The Destruction of the Road to Emmaus
David Bivin has long lived within close proximity of the Roman road that runs from Jerusalem to Emmaus. He has led a number of tours along this route as well, showing pilgrims the way that Jesus walked with two disciples on the day of his resurrection (Luke 24). I had the privilege of being on one of those tours about 20 years ago. But Bivin is no longer guiding these trips because these ancient remains are being gradually destroyed by neglect and construction projects.
This situation has been a burden for Bivin for some time now, and for years he has talked of writing an article to document the destruction, with hope that someone might listen and act. A few weeks ago he published just such an article, beginning with the identification of Emmaus, detailing the archaeological finds at the site, and then presenting evidence of the road’s deterioration.
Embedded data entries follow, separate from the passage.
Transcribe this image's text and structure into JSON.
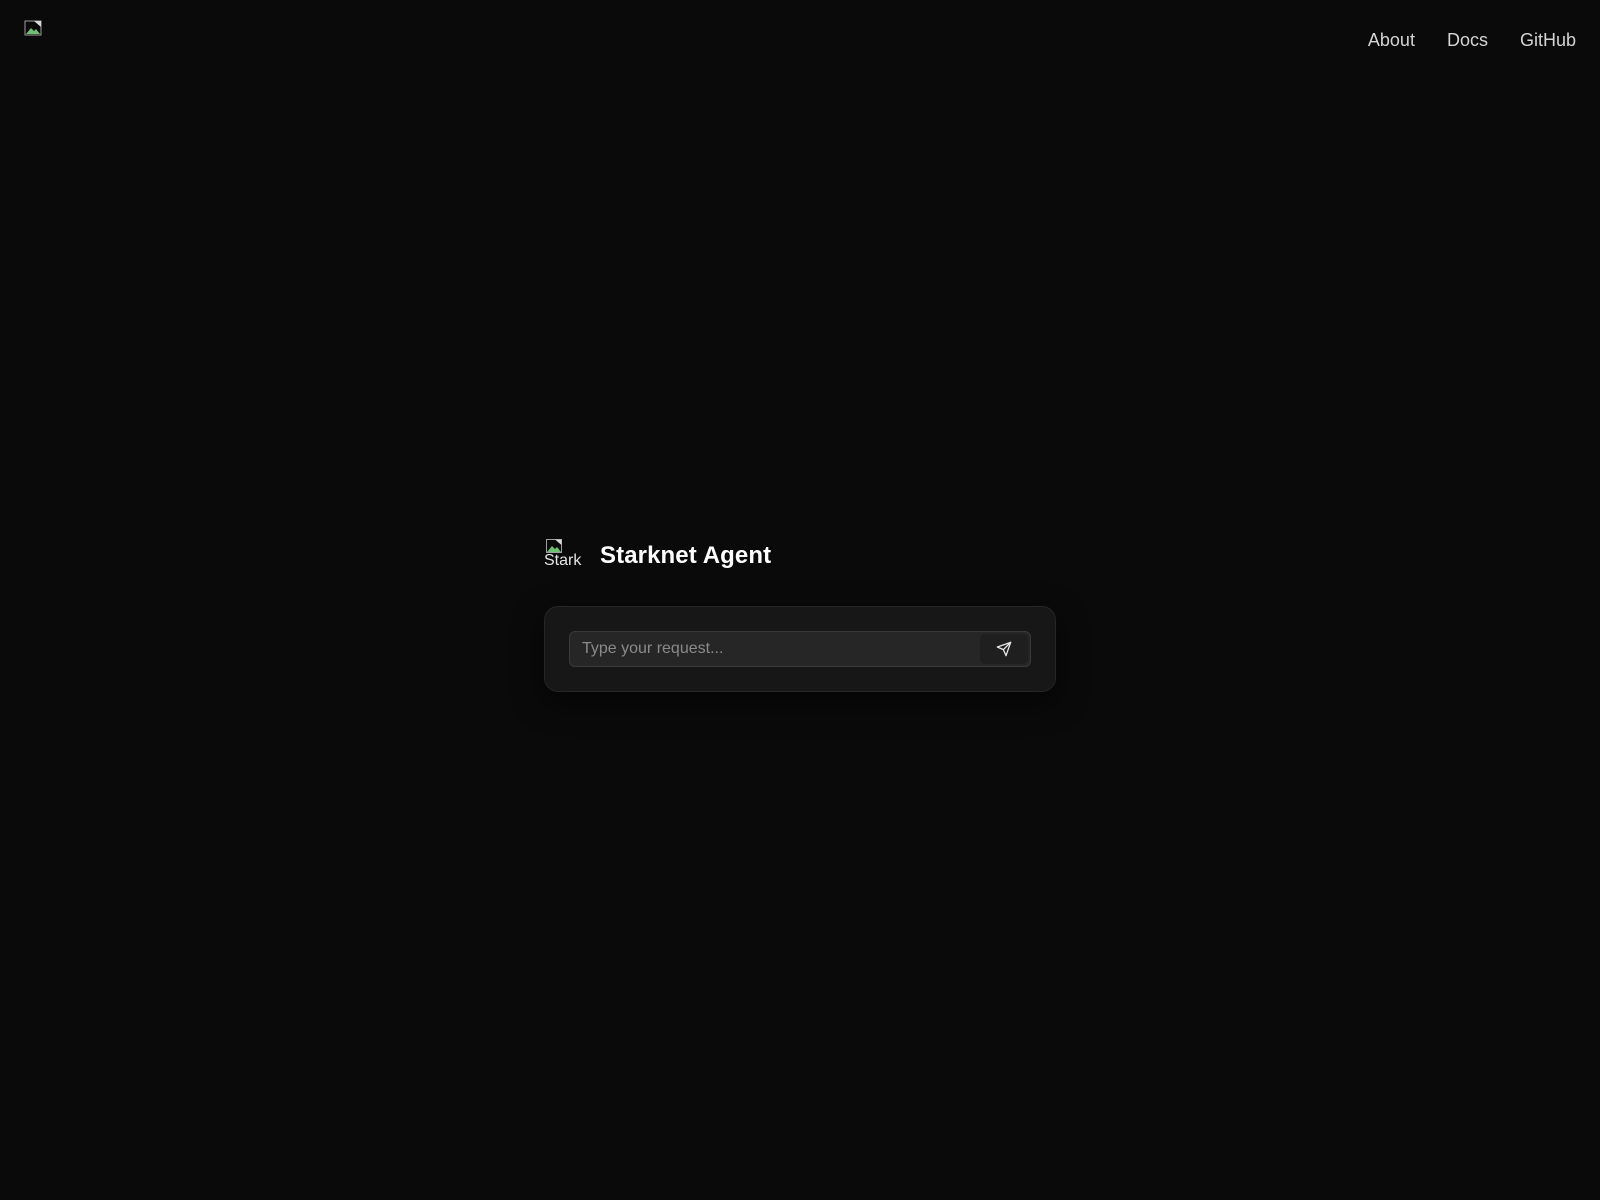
{
  "header": {
    "logo_icon": "broken-image-icon",
    "nav": [
      {
        "label": "About"
      },
      {
        "label": "Docs"
      },
      {
        "label": "GitHub"
      }
    ]
  },
  "hero": {
    "image_alt": "Stark",
    "image_icon": "broken-image-icon",
    "title": "Starknet Agent"
  },
  "prompt": {
    "placeholder": "Type your request...",
    "value": "",
    "send_icon": "send-icon"
  },
  "colors": {
    "background": "#0a0a0a",
    "card": "#171717",
    "input": "#262626",
    "text": "#ffffff",
    "nav_text": "#d4d4d4",
    "placeholder": "#8a8a8a"
  }
}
The article is lavishly illustrated with maps, photos, videos, a chart, and several slideshows showing the conditions over from the last several decades.
When I first became acquainted with the Roman road below Motza, some of the pavement and many of the curbing stones were still clearly visible. Sadly, over the past recent decades I have watched as the Roman road has fallen prey to severe erosion, such that in many places the remains of the road have been completely obliterated. The IAA’s report notes that the condition of the Roman road is poor, adding that “the road in its present state is torn up, and often it is accompanied by the smell of sewage.” The odor of which the IAA’s report complains, is undoubtedly caused by the sewage pipe, which follows the path of the ancient Roman road.
In his conclusion, he notes:
Despite the probable construction of the Roman road below Motza after the time of Jesus, the route it follows traces the same path Jesus and his two disciples followed to Emmaus. The ravine is so narrow that any road built in it could not have been more than a few meters to the left or right of path on which Jesus and his disciples walked. It is therefore a shame to see the remnants of this potent reminder, which has withstood the passing of so many centuries, disappearing so dramatically in so short a time.
This is an important article that should never need to have been written. Well-preserved Roman roads in Israel are sparse, and this one’s proximity to Jerusalem and its connection to New Testament history should have ensured its protection by authorities. We can only hope that someone will listen before it is too late.